Wednesday, February 1, 2017

Crisis Watch Update

It looks like the latest trend for crisis watching is to suggest that Donald Trump may trigger the next major financial crisis. Below are examples of several recent articles that follow that theme. Is Trump being setup as the scapegoat? We report, you decide.


Larry Summers - Trump Could Trigger Next Crisis

"Former U.S. Treasury Secretary Lawrence Summers attacked the policy proposals of Donald Trump on several fronts, saying the president-elect’s plans for deregulation were setting the stage for the next financial crisis.

Washington Post - How Donald Trump Could Creat a Financial Crisis

"What, then, might be the economic consequences of the president-elect's tax cuts, tariffs and deregulation? Well, as we'll get to in a minute, they sure seem like they would raise the odds of a financial crisis happening overseas, and maybe here too. It's a story about the dollar and housing."

Fortune - Trumps Dismantling of Dodd-Frank will be 2008 All Over Again

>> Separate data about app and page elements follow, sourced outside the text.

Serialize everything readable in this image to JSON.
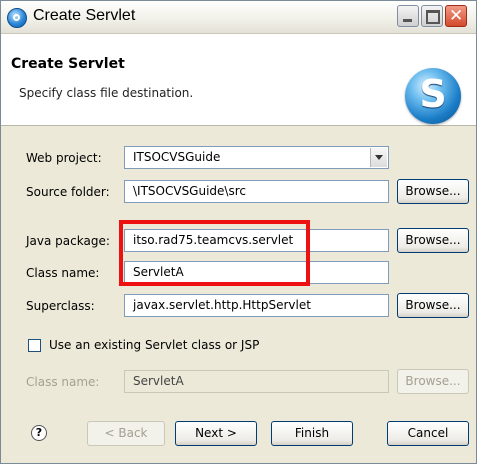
{
  "window": {
    "title": "Create Servlet"
  },
  "header": {
    "title": "Create Servlet",
    "subtitle": "Specify class file destination."
  },
  "form": {
    "web_project_label": "Web project:",
    "web_project_value": "ITSOCVSGuide",
    "source_folder_label": "Source folder:",
    "source_folder_value": "\\ITSOCVSGuide\\src",
    "java_package_label": "Java package:",
    "java_package_value": "itso.rad75.teamcvs.servlet",
    "class_name_label": "Class name:",
    "class_name_value": "ServletA",
    "superclass_label": "Superclass:",
    "superclass_value": "javax.servlet.http.HttpServlet",
    "use_existing_label": "Use an existing Servlet class or JSP",
    "use_existing_checked": false,
    "existing_class_label": "Class name:",
    "existing_class_value": "ServletA",
    "browse_label": "Browse..."
  },
  "footer": {
    "help_label": "?",
    "back_label": "< Back",
    "next_label": "Next >",
    "finish_label": "Finish",
    "cancel_label": "Cancel"
  },
  "colors": {
    "highlight": "#ee1111",
    "dialog_bg": "#ece9d8"
  }
}
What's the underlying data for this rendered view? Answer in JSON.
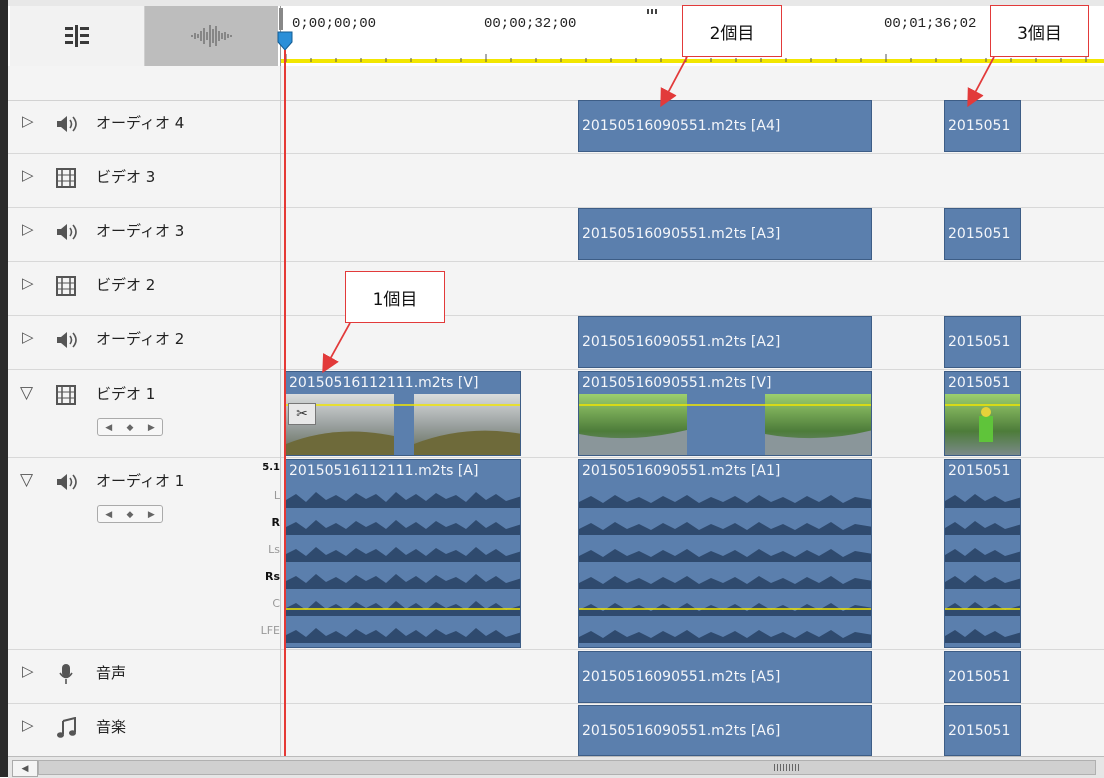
{
  "ruler": {
    "timecodes": [
      "0;00;00;00",
      "00;00;32;00",
      "00;01;36;02"
    ]
  },
  "tracks": [
    {
      "name": "オーディオ 4",
      "icon": "speaker-icon",
      "expanded": false
    },
    {
      "name": "ビデオ 3",
      "icon": "film-icon",
      "expanded": false
    },
    {
      "name": "オーディオ 3",
      "icon": "speaker-icon",
      "expanded": false
    },
    {
      "name": "ビデオ 2",
      "icon": "film-icon",
      "expanded": false
    },
    {
      "name": "オーディオ 2",
      "icon": "speaker-icon",
      "expanded": false
    },
    {
      "name": "ビデオ 1",
      "icon": "film-icon",
      "expanded": true
    },
    {
      "name": "オーディオ 1",
      "icon": "speaker-icon",
      "expanded": true
    },
    {
      "name": "音声",
      "icon": "microphone-icon",
      "expanded": false
    },
    {
      "name": "音楽",
      "icon": "music-note-icon",
      "expanded": false
    }
  ],
  "channels": {
    "format": "5.1",
    "labels": [
      "L",
      "R",
      "Ls",
      "Rs",
      "C",
      "LFE"
    ]
  },
  "clips": {
    "a4_2": "20150516090551.m2ts [A4]",
    "a4_3": "2015051",
    "a3_2": "20150516090551.m2ts [A3]",
    "a3_3": "2015051",
    "a2_2": "20150516090551.m2ts [A2]",
    "a2_3": "2015051",
    "v1_1": "20150516112111.m2ts [V]",
    "v1_2": "20150516090551.m2ts [V]",
    "v1_3": "2015051",
    "a1_1": "20150516112111.m2ts [A]",
    "a1_2": "20150516090551.m2ts [A1]",
    "a1_3": "2015051",
    "voice_2": "20150516090551.m2ts [A5]",
    "voice_3": "2015051",
    "music_2": "20150516090551.m2ts [A6]",
    "music_3": "2015051"
  },
  "annotations": {
    "first": "1個目",
    "second": "2個目",
    "third": "3個目"
  },
  "colors": {
    "clip": "#5b7fad",
    "playhead": "#e53935",
    "annotation_border": "#e23a3a",
    "guide_line": "#f2e600"
  }
}
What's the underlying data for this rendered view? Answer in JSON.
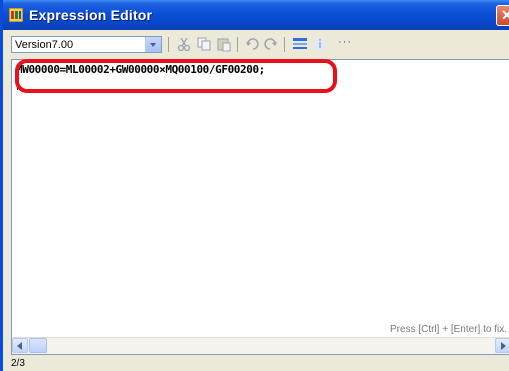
{
  "window": {
    "title": "Expression Editor"
  },
  "toolbar": {
    "version_value": "Version7.00",
    "more_label": "···"
  },
  "editor": {
    "expression": "MW00000=ML00002+GW00000×MQ00100/GF00200;",
    "hint": "Press [Ctrl] + [Enter] to fix."
  },
  "statusbar": {
    "position": "2/3"
  },
  "colors": {
    "titlebar": "#0a4bd8",
    "highlight": "#e8101a",
    "hint": "#7a7a7a"
  }
}
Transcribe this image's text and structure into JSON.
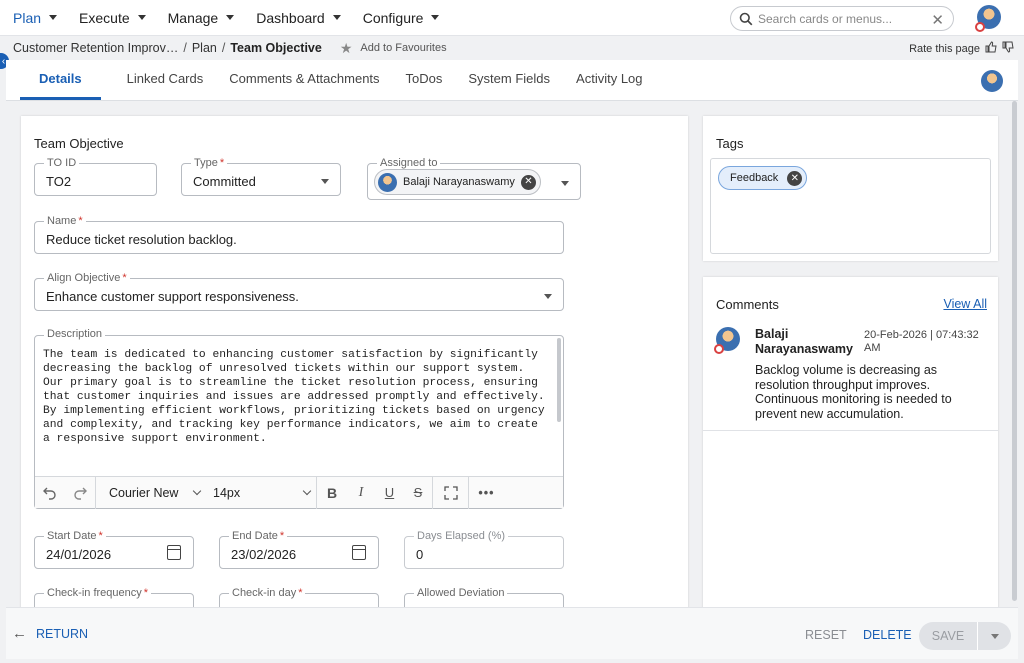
{
  "topnav": {
    "items": [
      {
        "label": "Plan"
      },
      {
        "label": "Execute"
      },
      {
        "label": "Manage"
      },
      {
        "label": "Dashboard"
      },
      {
        "label": "Configure"
      }
    ],
    "search_placeholder": "Search cards or menus...",
    "active_color": "#1a5fb4"
  },
  "breadcrumb": {
    "items": [
      "Customer Retention Improv…",
      "Plan"
    ],
    "current": "Team Objective",
    "favourite_label": "Add to Favourites",
    "rate_label": "Rate this page"
  },
  "tabs": [
    {
      "label": "Details",
      "active": true
    },
    {
      "label": "Linked Cards"
    },
    {
      "label": "Comments & Attachments"
    },
    {
      "label": "ToDos"
    },
    {
      "label": "System Fields"
    },
    {
      "label": "Activity Log"
    }
  ],
  "form": {
    "section_title": "Team Objective",
    "to_id": {
      "label": "TO ID",
      "value": "TO2"
    },
    "type": {
      "label": "Type",
      "value": "Committed"
    },
    "assigned_to": {
      "label": "Assigned to",
      "value": "Balaji Narayanaswamy"
    },
    "name": {
      "label": "Name",
      "value": "Reduce ticket resolution backlog."
    },
    "align_objective": {
      "label": "Align Objective",
      "value": "Enhance customer support responsiveness."
    },
    "description": {
      "label": "Description",
      "text": "The team is dedicated to enhancing customer satisfaction by significantly decreasing the backlog of unresolved tickets within our support system. Our primary goal is to streamline the ticket resolution process, ensuring that customer inquiries and issues are addressed promptly and effectively. By implementing efficient workflows, prioritizing tickets based on urgency and complexity, and tracking key performance indicators, we aim to create a responsive support environment.",
      "font_family": "Courier New",
      "font_size": "14px"
    },
    "start_date": {
      "label": "Start Date",
      "value": "24/01/2026"
    },
    "end_date": {
      "label": "End Date",
      "value": "23/02/2026"
    },
    "days_elapsed": {
      "label": "Days Elapsed (%)",
      "value": "0"
    },
    "checkin_frequency": {
      "label": "Check-in frequency"
    },
    "checkin_day": {
      "label": "Check-in day"
    },
    "allowed_deviation": {
      "label": "Allowed Deviation"
    },
    "required_color": "#d0342c"
  },
  "tags": {
    "title": "Tags",
    "items": [
      "Feedback"
    ]
  },
  "comments": {
    "title": "Comments",
    "view_all": "View All",
    "items": [
      {
        "author": "Balaji Narayanaswamy",
        "date": "20-Feb-2026 | 07:43:32 AM",
        "body": "Backlog volume is decreasing as resolution throughput improves. Continuous monitoring is needed to prevent new accumulation."
      }
    ]
  },
  "footer": {
    "return_label": "RETURN",
    "reset_label": "RESET",
    "delete_label": "DELETE",
    "save_label": "SAVE"
  },
  "icons": {
    "search": "search-icon",
    "clear": "close-icon",
    "star": "star-icon",
    "thumbs_up": "thumbs-up-icon",
    "thumbs_down": "thumbs-down-icon",
    "undo": "undo-icon",
    "redo": "redo-icon",
    "bold": "bold-icon",
    "italic": "italic-icon",
    "underline": "underline-icon",
    "strike": "strikethrough-icon",
    "fullscreen": "fullscreen-icon",
    "more": "more-icon",
    "calendar": "calendar-icon",
    "return_arrow": "arrow-left-icon"
  }
}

"Ending Dodd-Frank would be deeply misguided and likely to recreate the very conditions that led to the 2008 financial crisis, shuttered American businesses, and cost millions of Americans their jobs. The financial sector will get a nice sugar high for a few years, and then crash the economy."

Newsweek - Why Trump's Policy Could Recreate 2008 Crisis

"In particular, he has spoken of dismantling the Dodd-Frank Act, which introduced extensive regulation of the financial industry in the wake of the global financial crisis. This is pleasing the markets, but may lead to the same kind of risk-taking that precipitated the 2008 crisis."

Independent (UK) - Look out for Financial Crisis - Part II

"Boom and bust economic theory suggests that, however we regulate banks, we should expect another financial crisis in the near future. With Goldman Sachs president and COO as the new national economic council director under Donald Trump, that theory might materialise a lot quicker."

The Herald - Trump Protectionist Tendencies Can Cause Another Financial Crisis

"German Chancellor, Angela Merkel warned incoming United States president, Donald Trump to guard against his protectionist tendencies, citing lessons learned in the 2008 global financial crash and stressing the need to “move forward together”.
“My profound conviction is that there are more advantages… to moving forward together than when everyone resolves their problems for themselves. I am truly convinced of this,” she told a press conference at a meeting of her CDU party.
Asked if she believed “protectionist tendencies” by Trump could pose a threat, Merkel recalled the example of the 2008 global financial crisis, which “came from the United States”.

Jim Rickards - Trump Can't Stop the Next Financial Crisis

(note: Jim does not blame Trump for the crisis, but predicts he will not be able to avoid it during his term and suggests he will be blamed for it)

MW: How does the election of Donald Trump play into your scenario of a 2018 crisis? What policies would you recommend that he adopt or push Congress for? How much of a difference can that make?
J.R.: The election of Donald Trump does little to change my analysis. The Trump administration is focusing on macroeconomic policy relating to taxes, spending and regulation. That’s fine, but it does not address the issue of systemic risk, which exists separately from normal business-cycle and credit-cycle considerations (although credit cycles and systemic-risk event may coincide at times).

"Taking these various vectors into account, this is the most accurate assessment: The global economy is poised on a knife-edge between inflation and deflation.
The inflationary vector could dominate quickly, based on a combination of Trump deficits and Fed accommodation. Conversely, the deflationary vector could dominate based on fundamental factors such as a strong dollar, deleveraging, demographics and technology combined with premature Fed tightening.
Waiting in the wings is a systemic crisis, which could result in inflation (due to massive SDR issuance) or deflation (due to lack of a coordinated global response). You should prepare for both."

Deseret News - Peter Morici (U. of Maryland)  - Takes similar view to Rickards

"Donald Trump promises sweeping changes in economic policies to make Americans more prosperous. However, asset and debt bubbles, enabled by easy money policies, could derail his plans and thrust the global economy into another recession."

. . . . .

"Should theses bubbles burst and the yuan collapse, Asian and other developing economies dependent on exports to China could easily become unable to service their dollar-denominated debt. All this is reminiscent of the Asian currency crisis of the 1990s, which left many American lenders holding the bag."


  1. Inflation or deflation. Got it. Rickards not holding back or sitting on the fence. He says prepare for both, but preparing for both is called hedging. Not really informative stuff from him lately.

    1. Jim has been saying pretty much this same thing for some time. I think he is just acknowledging that he does not know which way things will tip. I think this is why he suggests 10% in precious metals along with a hefty cash position for those who have available funds.